The resolution was filed with the support of the National Native Title Council and the WA Aboriginal Heritage Alliance.
Commenting on the results of the AGM, James Fitzgerald, Legal Counsel at ACCR said:
“Like other Pilbara mining companies, FMG has benefited from weak, sub-standard Western Australian cultural heritage protection laws for many years, to the detriment of Pilbara Aboriginal Traditional Owners affected by its mining operations.
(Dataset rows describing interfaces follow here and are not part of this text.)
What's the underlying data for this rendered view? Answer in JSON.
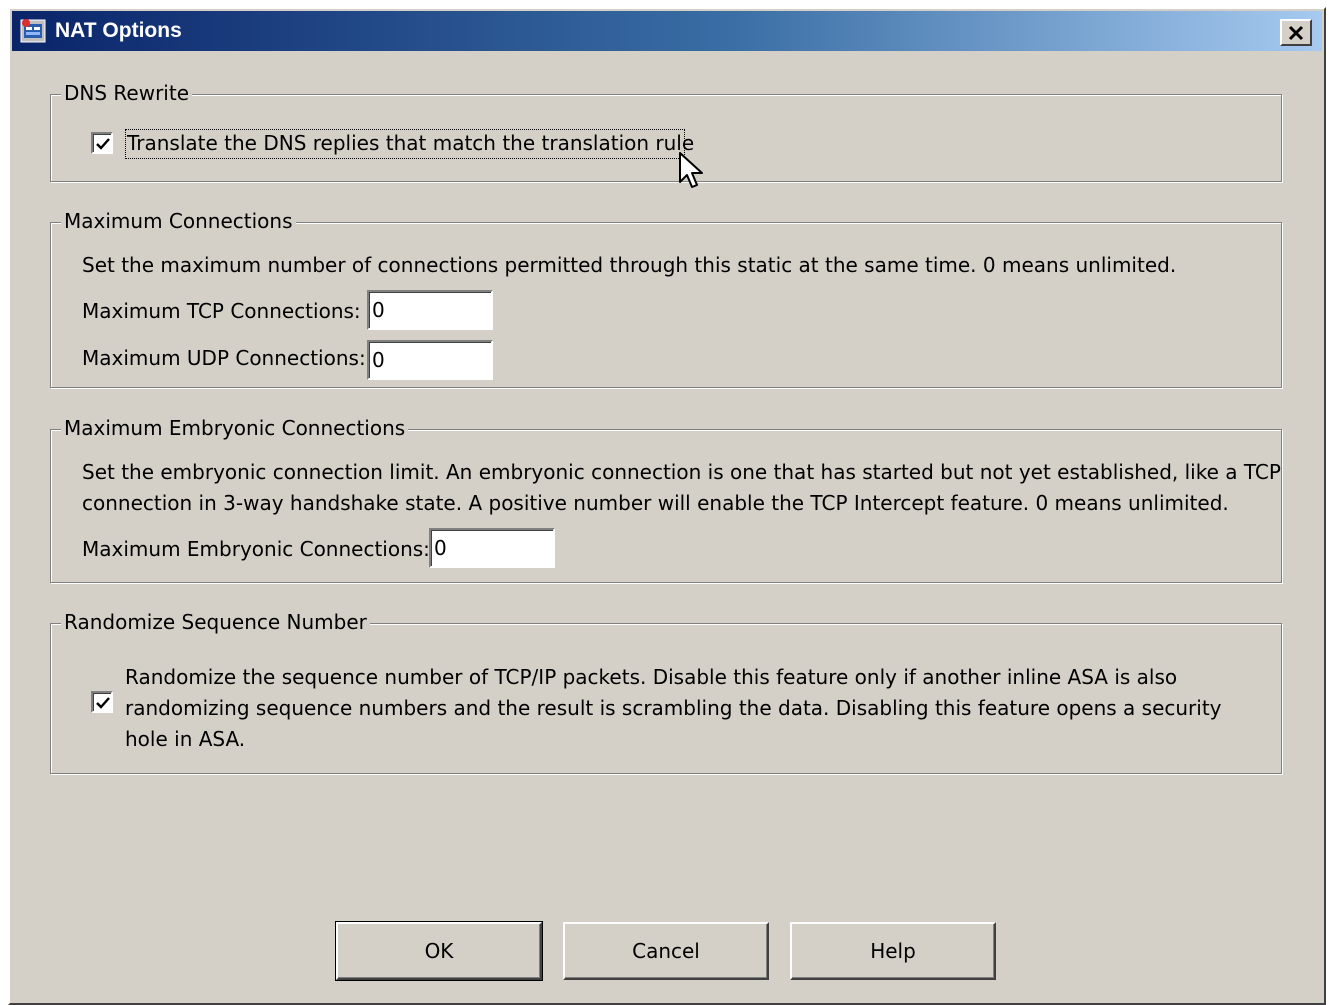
{
  "window": {
    "title": "NAT Options",
    "icon": "asdm-app-icon",
    "close_icon": "close-icon"
  },
  "dns_rewrite": {
    "legend": "DNS Rewrite",
    "checkbox_label": "Translate the DNS replies that match the translation rule",
    "checked": true
  },
  "max_connections": {
    "legend": "Maximum Connections",
    "description": "Set the maximum number of connections permitted through this static at the same time. 0 means unlimited.",
    "tcp_label": "Maximum TCP Connections:",
    "tcp_value": "0",
    "udp_label": "Maximum UDP Connections:",
    "udp_value": "0"
  },
  "embryonic": {
    "legend": "Maximum Embryonic Connections",
    "description_line1": "Set the embryonic connection limit. An embryonic connection is one that has started but not yet established, like a TCP",
    "description_line2": "connection in 3-way handshake state. A positive number will enable the TCP Intercept feature. 0 means unlimited.",
    "label": "Maximum Embryonic Connections:",
    "value": "0"
  },
  "randomize": {
    "legend": "Randomize Sequence Number",
    "line1": "Randomize the sequence number of TCP/IP packets. Disable this feature only if another inline ASA is also",
    "line2": "randomizing sequence numbers and the result is scrambling the data. Disabling this feature opens a security",
    "line3": "hole in ASA.",
    "checked": true
  },
  "buttons": {
    "ok": "OK",
    "cancel": "Cancel",
    "help": "Help"
  }
}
FMG itself is not immune from controversy in its dealings with affected Aboriginal communities.
“The Commonwealth Juukan Gorge Destruction Inquiry has recently reported that the WA Government’s current draft Aboriginal Cultural Heritage Bill does “not come close” to achieving the level of change needed to prevent a similar disaster from occurring again.
“WA Aboriginal Groups are deeply concerned, and ask for no more than a seat at the table, an opportunity to be involved in the design of the new law, which directly affects their interests.
“The WA Government may not pay much heed to Aboriginal people, but it pays careful attention to the views and wishes of the Pilbara mining giants. Our modest resolution was intended as an invitation to FMG to match its words with practical support for WA Aboriginal groups’ position.
“FMG appears to support better heritage protection standards in theory, but not in practice.
“Fortescue claims to lend its support to the relevant Inquiry recommendations for improvement to WA cultural heritage law, but disappointingly refuses to publicly support Aboriginal groups’ calls on the State Government to allow them meaningful input into the development of the new law, let alone bringing it up to the standard recommended by the Inquiry.
“Rather than take up the opportunity to use its significant influence for the benefit of Aboriginal communities affected by its mining operation, FMG has instead demonstrated that it will talk the talk, but won’t walk the walk.
“FMG’s position is disappointing, but in the shareholder support for our resolution we are encouraged that more investors are beginning to recognise inconsistencies between FMG’s rhetoric on one hand, and its actions on the other, in its dealings with Aboriginal communities. “